* EXERCISE DIRECTIONS *
In the records below, count every line that contains the word "group" and report only the total.

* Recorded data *
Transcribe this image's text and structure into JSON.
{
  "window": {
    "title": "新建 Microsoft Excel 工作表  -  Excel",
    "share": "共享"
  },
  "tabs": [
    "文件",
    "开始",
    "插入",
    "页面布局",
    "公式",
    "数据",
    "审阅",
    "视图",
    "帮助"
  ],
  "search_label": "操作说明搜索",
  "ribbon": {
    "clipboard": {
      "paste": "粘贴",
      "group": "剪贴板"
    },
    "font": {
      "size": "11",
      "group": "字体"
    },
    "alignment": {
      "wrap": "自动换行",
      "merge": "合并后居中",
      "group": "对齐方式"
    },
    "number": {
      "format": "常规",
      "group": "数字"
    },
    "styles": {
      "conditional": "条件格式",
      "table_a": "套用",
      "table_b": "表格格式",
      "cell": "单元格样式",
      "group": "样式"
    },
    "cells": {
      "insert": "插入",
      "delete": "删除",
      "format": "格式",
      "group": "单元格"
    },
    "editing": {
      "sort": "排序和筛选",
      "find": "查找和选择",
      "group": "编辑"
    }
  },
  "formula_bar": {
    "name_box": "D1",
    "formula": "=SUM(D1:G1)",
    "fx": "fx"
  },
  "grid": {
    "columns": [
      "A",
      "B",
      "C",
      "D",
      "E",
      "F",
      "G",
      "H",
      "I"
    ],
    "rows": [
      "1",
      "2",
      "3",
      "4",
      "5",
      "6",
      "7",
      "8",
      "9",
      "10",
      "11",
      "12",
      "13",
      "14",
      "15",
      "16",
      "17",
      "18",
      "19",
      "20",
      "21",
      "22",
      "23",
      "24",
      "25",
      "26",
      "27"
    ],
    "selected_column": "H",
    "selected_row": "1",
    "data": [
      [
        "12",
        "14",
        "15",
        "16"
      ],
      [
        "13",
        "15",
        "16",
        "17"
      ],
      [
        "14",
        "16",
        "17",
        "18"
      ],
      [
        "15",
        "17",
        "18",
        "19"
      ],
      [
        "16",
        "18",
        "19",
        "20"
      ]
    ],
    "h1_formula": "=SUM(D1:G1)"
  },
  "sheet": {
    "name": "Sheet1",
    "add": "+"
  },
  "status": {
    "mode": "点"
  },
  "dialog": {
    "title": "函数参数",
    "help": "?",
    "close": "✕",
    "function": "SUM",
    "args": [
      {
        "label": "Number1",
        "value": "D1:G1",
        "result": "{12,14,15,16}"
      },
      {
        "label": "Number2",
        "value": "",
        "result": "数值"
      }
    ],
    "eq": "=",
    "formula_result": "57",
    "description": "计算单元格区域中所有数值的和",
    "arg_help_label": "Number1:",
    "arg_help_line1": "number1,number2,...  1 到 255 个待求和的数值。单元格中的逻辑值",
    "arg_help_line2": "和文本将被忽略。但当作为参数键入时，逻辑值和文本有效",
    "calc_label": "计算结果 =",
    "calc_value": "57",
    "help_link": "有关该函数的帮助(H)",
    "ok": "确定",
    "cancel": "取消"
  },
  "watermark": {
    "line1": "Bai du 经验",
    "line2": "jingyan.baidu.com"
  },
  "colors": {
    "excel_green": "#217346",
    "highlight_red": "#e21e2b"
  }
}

* RESULT *
7